Problem: Please reproduce, exactly and with nothing added, the line containing "Parse this screenshot: output" and every line after it to the end of the records.

┌────────

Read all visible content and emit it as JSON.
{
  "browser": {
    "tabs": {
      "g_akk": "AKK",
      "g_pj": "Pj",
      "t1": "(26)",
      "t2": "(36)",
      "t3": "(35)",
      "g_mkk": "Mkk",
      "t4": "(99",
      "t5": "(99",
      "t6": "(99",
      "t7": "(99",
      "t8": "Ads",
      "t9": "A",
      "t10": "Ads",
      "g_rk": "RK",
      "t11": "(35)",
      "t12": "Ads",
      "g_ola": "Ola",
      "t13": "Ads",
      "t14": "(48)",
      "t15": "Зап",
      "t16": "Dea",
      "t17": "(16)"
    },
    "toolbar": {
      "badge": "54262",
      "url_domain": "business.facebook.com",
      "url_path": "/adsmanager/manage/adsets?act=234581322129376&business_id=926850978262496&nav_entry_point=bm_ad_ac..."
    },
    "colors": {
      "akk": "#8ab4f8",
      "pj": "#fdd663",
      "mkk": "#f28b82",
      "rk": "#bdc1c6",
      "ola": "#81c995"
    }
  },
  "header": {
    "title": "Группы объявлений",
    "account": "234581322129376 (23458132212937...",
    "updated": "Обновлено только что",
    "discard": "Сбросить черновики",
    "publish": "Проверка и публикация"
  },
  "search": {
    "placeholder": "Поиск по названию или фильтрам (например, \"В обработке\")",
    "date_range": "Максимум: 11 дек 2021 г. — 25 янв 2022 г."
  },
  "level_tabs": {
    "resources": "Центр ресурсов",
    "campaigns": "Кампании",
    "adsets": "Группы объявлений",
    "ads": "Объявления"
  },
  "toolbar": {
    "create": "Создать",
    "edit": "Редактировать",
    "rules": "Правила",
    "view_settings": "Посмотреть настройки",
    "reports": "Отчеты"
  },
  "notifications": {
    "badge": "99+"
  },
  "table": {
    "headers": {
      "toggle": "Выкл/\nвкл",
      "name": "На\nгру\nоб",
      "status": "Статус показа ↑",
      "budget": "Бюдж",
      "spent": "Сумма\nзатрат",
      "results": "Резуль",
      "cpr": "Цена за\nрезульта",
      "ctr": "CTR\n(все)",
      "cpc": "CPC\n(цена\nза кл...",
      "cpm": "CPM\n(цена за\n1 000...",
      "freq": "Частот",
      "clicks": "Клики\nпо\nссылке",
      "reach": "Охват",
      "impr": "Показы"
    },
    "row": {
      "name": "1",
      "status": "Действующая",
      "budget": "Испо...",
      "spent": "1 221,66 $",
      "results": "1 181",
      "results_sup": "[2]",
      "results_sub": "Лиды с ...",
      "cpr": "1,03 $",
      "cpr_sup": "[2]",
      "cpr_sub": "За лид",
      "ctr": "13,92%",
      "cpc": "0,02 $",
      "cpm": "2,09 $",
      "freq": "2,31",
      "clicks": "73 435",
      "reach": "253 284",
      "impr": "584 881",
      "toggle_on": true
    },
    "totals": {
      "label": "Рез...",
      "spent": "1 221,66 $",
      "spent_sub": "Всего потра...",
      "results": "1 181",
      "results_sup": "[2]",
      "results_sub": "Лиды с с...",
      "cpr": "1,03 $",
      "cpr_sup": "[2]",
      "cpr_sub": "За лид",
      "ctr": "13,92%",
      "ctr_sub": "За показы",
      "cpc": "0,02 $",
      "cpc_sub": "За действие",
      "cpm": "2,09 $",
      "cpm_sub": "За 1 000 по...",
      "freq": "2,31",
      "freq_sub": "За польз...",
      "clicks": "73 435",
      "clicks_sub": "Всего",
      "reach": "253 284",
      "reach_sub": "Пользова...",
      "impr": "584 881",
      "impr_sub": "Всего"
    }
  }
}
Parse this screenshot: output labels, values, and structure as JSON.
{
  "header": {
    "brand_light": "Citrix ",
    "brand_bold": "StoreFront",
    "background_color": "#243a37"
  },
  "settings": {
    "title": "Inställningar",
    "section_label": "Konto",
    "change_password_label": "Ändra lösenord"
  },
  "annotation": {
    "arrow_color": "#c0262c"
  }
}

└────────

Result:
Parse this screenshot: output labels, values, and structure as JSON.
{
  "header": {
    "brand_light": "Citrix ",
    "brand_bold": "StoreFront",
    "background_color": "#243a37"
  },
  "settings": {
    "title": "Inställningar",
    "section_label": "Konto",
    "change_password_label": "Ändra lösenord"
  },
  "annotation": {
    "arrow_color": "#c0262c"
  }
}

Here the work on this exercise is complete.